EXAIR has been manufacturing Intelligent Compressed Air Products since 1983. They are engineered with the highest of quality, efficiency, safety, and effectiveness in mind. Since compressed air is the source for operation, the limitations can be defined by its supply. With EXAIR products and pneumatic equipment, you will need a way to transfer the compressed air from the air compressor. There are three main ways; pipes, hoses and tubes. In this blog, I will compare the difference between compressed air hoses and compressed air tubes.

The basic difference between a compressed air hose and a compressed air tube is the way the diameter is defined. A hose is measured by the inner diameter while a tube is measured by the outer diameter. As an example, a 3/8” compressed air hose has an **inner diameter** of 3/8”. While a 3/8” compressed air tube has an **outer diameter** that measures 3/8”. Thus, for the same dimensional reference, the inner diameter for the tube will be smaller than the hose.

Why do I bring this up? Pressure drop… Pressure Drop is a waste of energy, and it reduces the ability of your compressed air system to do work. To reduce waste, we need to reduce pressure drop. If we look at the equation for pressure drop, DP, we can find the factors that play an important role. Equation 1 shows a reference equation for pressure drop.

Equation 1:

DP = S_{x} * f * Q^{1.85 }* L / (ID^{5} * P)

DP – Pressure Drop

S_{x} – Scalar value

f – friction factor

Q – Flow at standard conditions

L – Length of pipe

ID – Inside Diameter

P – Absolute Pressure

From Equation 1, differential pressure is controlled by the friction of the wall surface, the flow of compressed air, the length of the pipe, the diameter of the pipe, and the inlet pressure. As you can see, the pressure drop, DP, is inversely affected by the inner diameter to the fifth power. So, if the inner diameter of the pipe is twice as small, the pressure drop will increase by 2^{5}, or 32 times.

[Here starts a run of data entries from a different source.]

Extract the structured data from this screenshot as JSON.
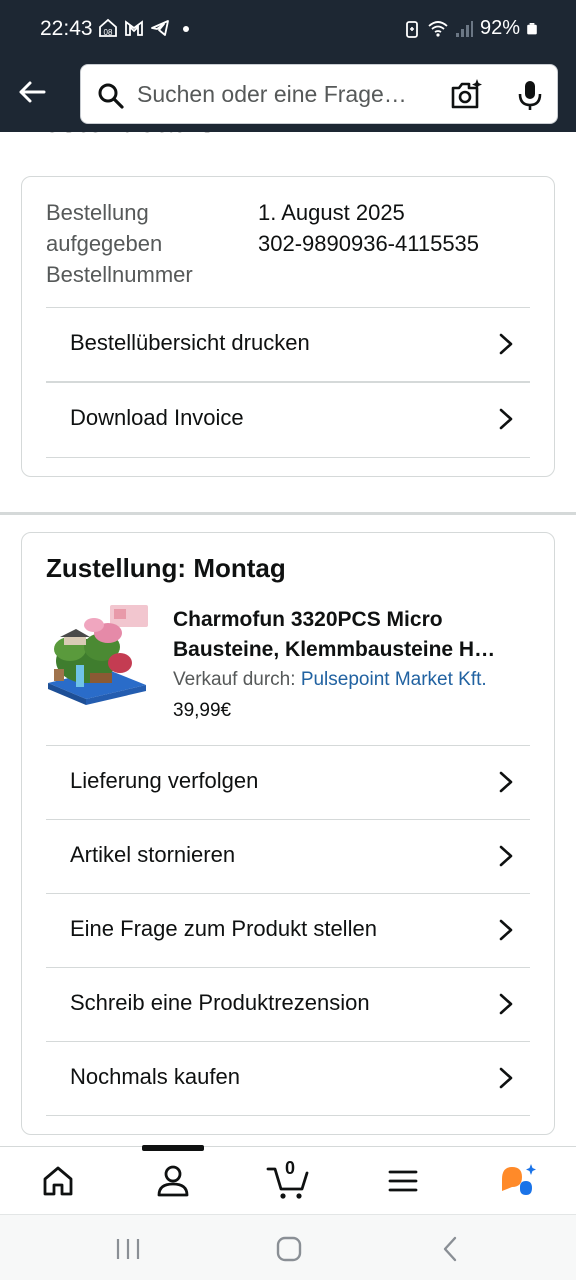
{
  "status_bar": {
    "time": "22:43",
    "battery": "92%",
    "left_icons": [
      "home-notification-icon",
      "gmail-icon",
      "telegram-icon",
      "dot-icon"
    ],
    "right_icons": [
      "battery-saver-icon",
      "wifi-icon",
      "signal-icon",
      "battery-icon"
    ]
  },
  "header": {
    "search_placeholder": "Suchen oder eine Frage…",
    "back_icon": "arrow-left-icon",
    "camera_icon": "camera-sparkle-icon",
    "mic_icon": "microphone-icon"
  },
  "page": {
    "title": "Bestelldetails"
  },
  "order": {
    "labels": [
      "Bestellung",
      "aufgegeben",
      "Bestellnummer"
    ],
    "date": "1. August 2025",
    "number": "302-9890936-4115535",
    "actions": [
      {
        "label": "Bestellübersicht drucken"
      },
      {
        "label": "Download Invoice"
      }
    ]
  },
  "delivery": {
    "title": "Zustellung: Montag",
    "product": {
      "title": "Charmofun 3320PCS Micro Bausteine, Klemmbausteine H…",
      "seller_prefix": "Verkauf durch:",
      "seller_name": "Pulsepoint Market Kft.",
      "price": "39,99€"
    },
    "actions": [
      {
        "label": "Lieferung verfolgen"
      },
      {
        "label": "Artikel stornieren"
      },
      {
        "label": "Eine Frage zum Produkt stellen"
      },
      {
        "label": "Schreib eine Produktrezension"
      },
      {
        "label": "Nochmals kaufen"
      }
    ]
  },
  "bottom_nav": {
    "items": [
      "home-icon",
      "account-icon",
      "cart-icon",
      "menu-icon",
      "rufus-assistant-icon"
    ],
    "cart_count": "0"
  },
  "colors": {
    "header_bg": "#1d2733",
    "link": "#2162a1",
    "text": "#0f1111",
    "muted": "#565959",
    "border": "#d5d9d9",
    "assistant_orange": "#ff8a29",
    "assistant_blue": "#1a73e8"
  }
}
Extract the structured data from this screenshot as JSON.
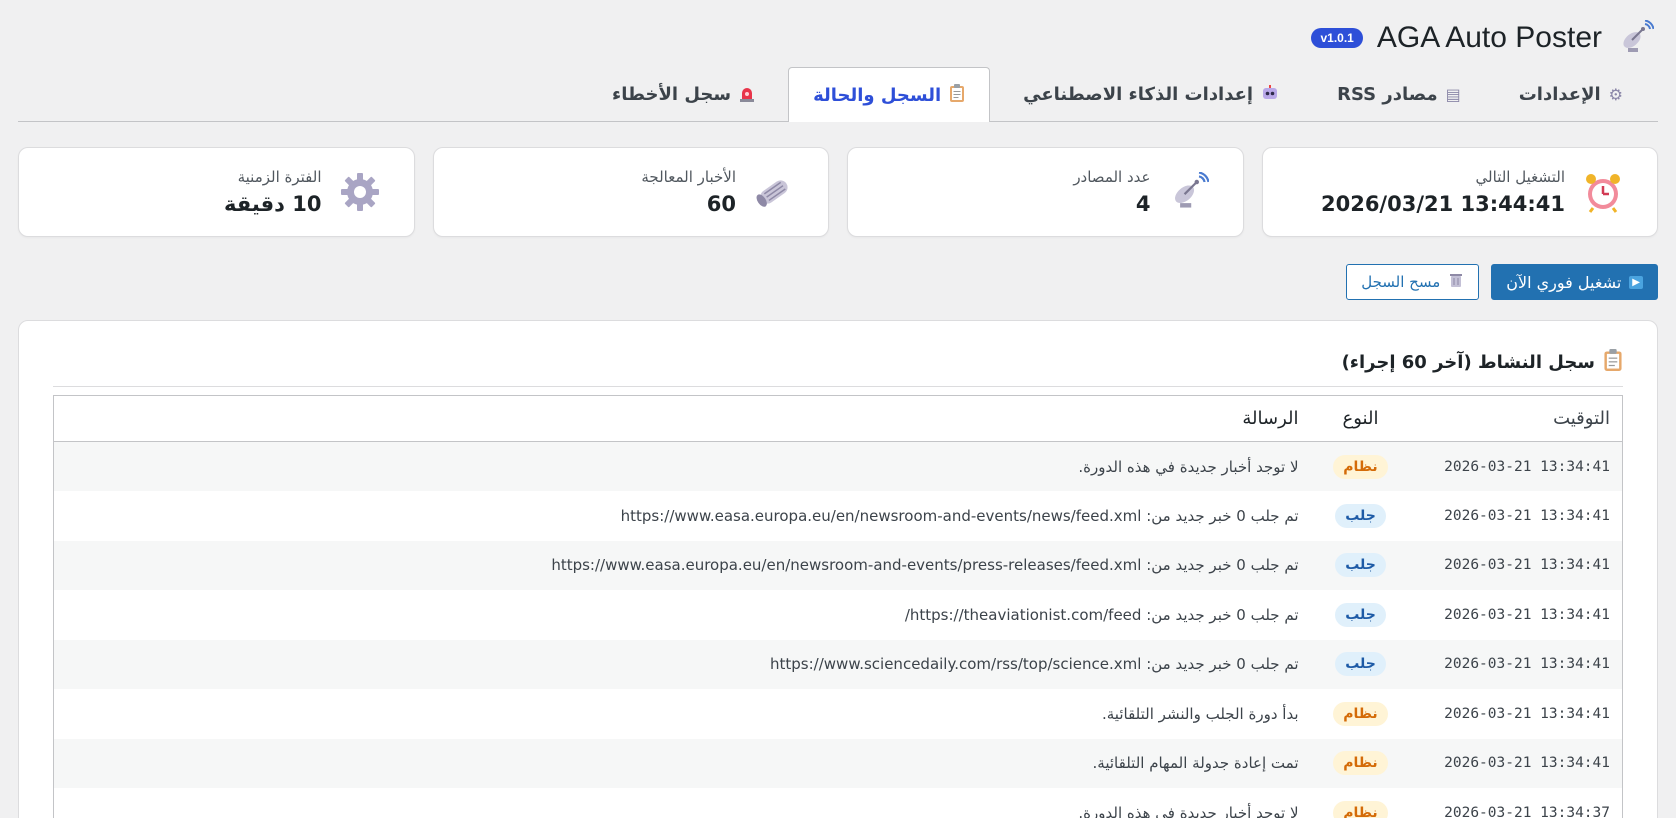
{
  "header": {
    "title": "AGA Auto Poster",
    "version": "v1.0.1",
    "icon": "satellite-dish-icon"
  },
  "tabs": [
    {
      "label": "الإعدادات",
      "icon": "gear-icon",
      "active": false
    },
    {
      "label": "مصادر RSS",
      "icon": "newspaper-icon",
      "active": false
    },
    {
      "label": "إعدادات الذكاء الاصطناعي",
      "icon": "robot-icon",
      "active": false
    },
    {
      "label": "السجل والحالة",
      "icon": "clipboard-icon",
      "active": true
    },
    {
      "label": "سجل الأخطاء",
      "icon": "siren-icon",
      "active": false
    }
  ],
  "stats": [
    {
      "label": "التشغيل التالي",
      "value": "2026/03/21 13:44:41",
      "icon": "alarm-clock-icon"
    },
    {
      "label": "عدد المصادر",
      "value": "4",
      "icon": "satellite-dish-icon"
    },
    {
      "label": "الأخبار المعالجة",
      "value": "60",
      "icon": "rolled-newspaper-icon"
    },
    {
      "label": "الفترة الزمنية",
      "value": "10 دقيقة",
      "icon": "gear-icon"
    }
  ],
  "actions": {
    "run_now": "تشغيل فوري الآن",
    "clear_log": "مسح السجل"
  },
  "log": {
    "title": "سجل النشاط (آخر 60 إجراء)",
    "columns": {
      "time": "التوقيت",
      "type": "النوع",
      "message": "الرسالة"
    },
    "rows": [
      {
        "time": "2026-03-21 13:34:41",
        "type": "نظام",
        "kind": "system",
        "message": "لا توجد أخبار جديدة في هذه الدورة."
      },
      {
        "time": "2026-03-21 13:34:41",
        "type": "جلب",
        "kind": "fetch",
        "message": "تم جلب 0 خبر جديد من: https://www.easa.europa.eu/en/newsroom-and-events/news/feed.xml"
      },
      {
        "time": "2026-03-21 13:34:41",
        "type": "جلب",
        "kind": "fetch",
        "message": "تم جلب 0 خبر جديد من: https://www.easa.europa.eu/en/newsroom-and-events/press-releases/feed.xml"
      },
      {
        "time": "2026-03-21 13:34:41",
        "type": "جلب",
        "kind": "fetch",
        "message": "تم جلب 0 خبر جديد من: https://theaviationist.com/feed/"
      },
      {
        "time": "2026-03-21 13:34:41",
        "type": "جلب",
        "kind": "fetch",
        "message": "تم جلب 0 خبر جديد من: https://www.sciencedaily.com/rss/top/science.xml"
      },
      {
        "time": "2026-03-21 13:34:41",
        "type": "نظام",
        "kind": "system",
        "message": "بدأ دورة الجلب والنشر التلقائية."
      },
      {
        "time": "2026-03-21 13:34:41",
        "type": "نظام",
        "kind": "system",
        "message": "تمت إعادة جدولة المهام التلقائية."
      },
      {
        "time": "2026-03-21 13:34:37",
        "type": "نظام",
        "kind": "system",
        "message": "لا توجد أخبار جديدة في هذه الدورة."
      }
    ]
  }
}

Let’s revisit the 3/8” hose and 3/8” tube. The 3/8” hose has an inner diameter of 0.375”, and the 3/8” tube has an inner diameter of 0.25”. In keeping the same variables except for the diameter, we can make a pressure drop comparison. In Equation 2, I will use DP_{t} and DP_{h} for the pressure drop within the tube and hose respectively.

Equation 2:

DP_{t} / DP_{h} = (Dh)^{5} / (Dt)^{5}

DP_{t }– Pressure drop of tube

DP_{h} – Pressure Drop of hose

Dh – Inner Diameter of hose

Dt – Inner Diameter of tube

Thus, DP_{t} / DP_{h} = (0.375”)^{5} / (0.25”)^{5} = 7.6

As you can see, by using a 3/8” tube in the process instead of the 3/8” hose, the pressure drop will be 7.6 times higher.

At EXAIR, we want to make sure that our customers are able to get the most from our products. To do this, we need to properly size the compressed air lines. Within our installation sheets for our Super Air Knives, we recommend the infeed pipe sizes for each air knife at different lengths.

There is also an excerpt about replacing schedule 40 pipe with a compressed air hose. We state; “If compressed air hose is used, always go one size larger than the recommended pipe size due to the smaller I.D. of hose”. Here is the reason. The 1/4” NPT Schedule 40 pipe has an inner diameter of 0.364” (9.2mm). Since the 3/8” compressed air hose has an inner diameter of 0.375” (9.5mm), the diameter will not create any additional pressure drop. Some industrial facilities like to use compressed air tubing instead of hoses. This is fine as long as the inner diameters match appropriately with the recommended pipe in the installation sheets. Then you can reduce any waste from pressure drop and get the most from the EXAIR products.

With the diameter being such a significant role in creating pressure drop, it is very important to understand the type of connections to your pneumatic devices; i.e. hoses, pipes, or tubes. In most cases, this is the reason for pneumatic products to underperform, as well as wasting energy within your compressed air system. If you would like to discuss further the ways to save energy and reduce pressure drop, an Application Engineer at EXAIR will be happy to assist you.

John Ball

Application Engineer

Email: johnball@exair.com

Twitter: @EXAIR_jb